KANSAS CITY — Many people in the food industry are aware that prebiotic fibers feed probiotics, or “good bacteria,” in the gut to aid in digestion and provide other health benefits. Research now is looking at how each specific prebiotic may match a specific probiotic strain or strains.
Not a lot of science is behind matching a prebiotic to a probiotic strain, “but it’s possible, we think,” said Bruce R. Hamaker, PhD, a professor of food science at Purdue University in West Lafayette, Ind., in a virtual webinar held as part of ShIFT20, a virtual event produced by the Institute of Food Technologists, Chicago. Its annual meeting and exposition was canceled because of COVID-19.
The prebiotic-probiotic findings could lead to personalized gut health. A protocol could be designed to select fibers that would promote gut health in a person by supporting probiotic bacterial groups that were underrepresented in the person.
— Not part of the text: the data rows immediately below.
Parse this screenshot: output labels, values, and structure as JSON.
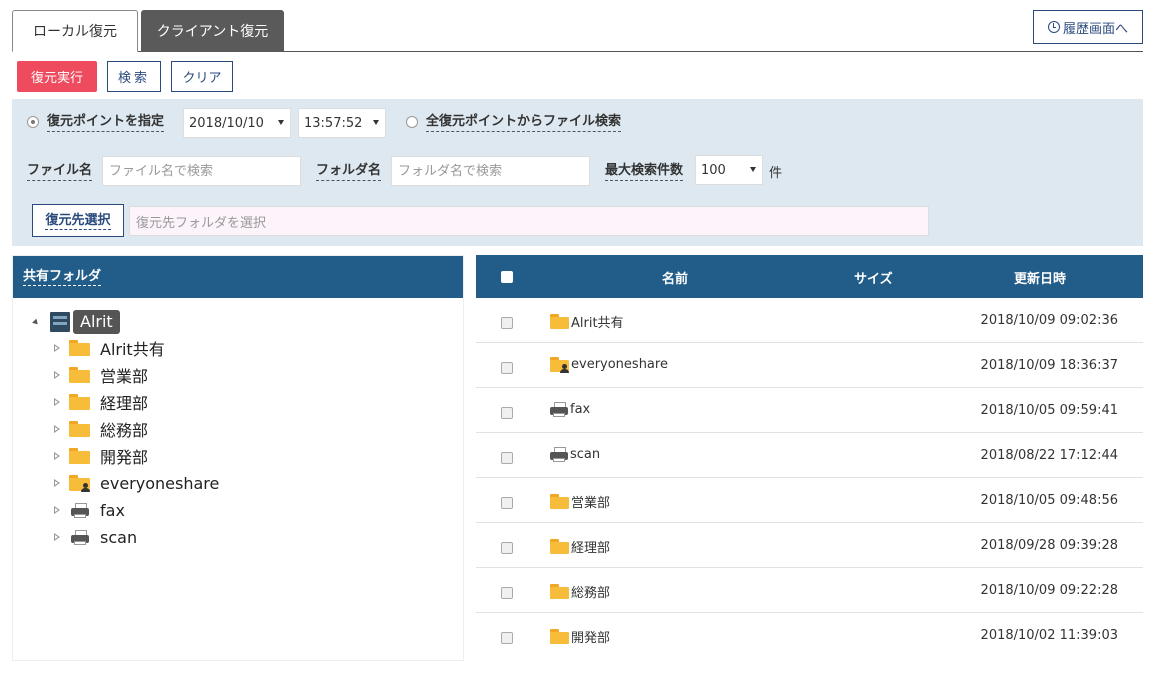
{
  "tabs": {
    "local": "ローカル復元",
    "client": "クライアント復元"
  },
  "history_button": "履歴画面へ",
  "actions": {
    "run": "復元実行",
    "search": "検索",
    "clear": "クリア"
  },
  "filter": {
    "restore_point_label": "復元ポイントを指定",
    "date": "2018/10/10",
    "time": "13:57:52",
    "all_points_label": "全復元ポイントからファイル検索",
    "file_name_label": "ファイル名",
    "file_name_placeholder": "ファイル名で検索",
    "folder_name_label": "フォルダ名",
    "folder_name_placeholder": "フォルダ名で検索",
    "max_results_label": "最大検索件数",
    "max_results": "100",
    "unit": "件",
    "destination_button": "復元先選択",
    "destination_placeholder": "復元先フォルダを選択"
  },
  "tree": {
    "header": "共有フォルダ",
    "root": "Alrit",
    "children": [
      {
        "label": "Alrit共有",
        "icon": "folder-icon"
      },
      {
        "label": "営業部",
        "icon": "folder-icon"
      },
      {
        "label": "経理部",
        "icon": "folder-icon"
      },
      {
        "label": "総務部",
        "icon": "folder-icon"
      },
      {
        "label": "開発部",
        "icon": "folder-icon"
      },
      {
        "label": "everyoneshare",
        "icon": "shared-folder-icon"
      },
      {
        "label": "fax",
        "icon": "printer-icon"
      },
      {
        "label": "scan",
        "icon": "printer-icon"
      }
    ]
  },
  "table": {
    "columns": {
      "name": "名前",
      "size": "サイズ",
      "updated": "更新日時"
    },
    "rows": [
      {
        "name": "Alrit共有",
        "icon": "folder-icon",
        "size": "",
        "updated": "2018/10/09 09:02:36"
      },
      {
        "name": "everyoneshare",
        "icon": "shared-folder-icon",
        "size": "",
        "updated": "2018/10/09 18:36:37"
      },
      {
        "name": "fax",
        "icon": "printer-icon",
        "size": "",
        "updated": "2018/10/05 09:59:41"
      },
      {
        "name": "scan",
        "icon": "printer-icon",
        "size": "",
        "updated": "2018/08/22 17:12:44"
      },
      {
        "name": "営業部",
        "icon": "folder-icon",
        "size": "",
        "updated": "2018/10/05 09:48:56"
      },
      {
        "name": "経理部",
        "icon": "folder-icon",
        "size": "",
        "updated": "2018/09/28 09:39:28"
      },
      {
        "name": "総務部",
        "icon": "folder-icon",
        "size": "",
        "updated": "2018/10/09 09:22:28"
      },
      {
        "name": "開発部",
        "icon": "folder-icon",
        "size": "",
        "updated": "2018/10/02 11:39:03"
      }
    ]
  },
  "colors": {
    "header_blue": "#215d88",
    "run_red": "#ee4b5e",
    "filter_bg": "#dde8f0",
    "accent_navy": "#2a4a7c"
  }
}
An in vitro pretest or microbiota analysis would indicate which fiber-based prebiotics, and at what levels, should be taken at a personalized level.
Dr. Hamaker gave examples of prebiotics matching with probiotic strains. Insoluble beta-glucan targets a butyrate-producing genus (Anaerostipes).
“This particular carbohydrate, beta-glucan, was a very specific kind of substrate for that particular bacteria,” Dr. Hamaker said.
Oligosaccharides tend to match with bifidobacterial/lactobacillus. Certain soluble polysaccharides match with bacteroidetes (phylum). Soluble fibers in general are easier to be utilized by bacteria, but some bacteria are designed to match insoluble fibers, which may depend on a plant’s cell walls.
Mario Martinez-Martinez, PhD, a professor of food science at Aarhus University in Denmark, also spoke in the webinar about how banana flour could improve the nutritional profile of bread and cakes. Bananas contain starches that are digested more slowly than other starches. Food items with a high glycemic index are quickly digested and absorbed, causing a rise in blood sugar. Banana flour thus could help in creating foods with a lower glycemic index.
In gluten-free bread, researchers used banana flour to replace 20% of the maize and rice flour. In cakes, researchers replaced 10% of the wheat flour with banana flour, which doubled the inhibition of glucose absorption. Foods with a high glycemic index are quickly digested and absorbed, causing a rise in blood sugar. Banana flour thus could help slow digestion.
Information on registering for ShIFT20 may be found here.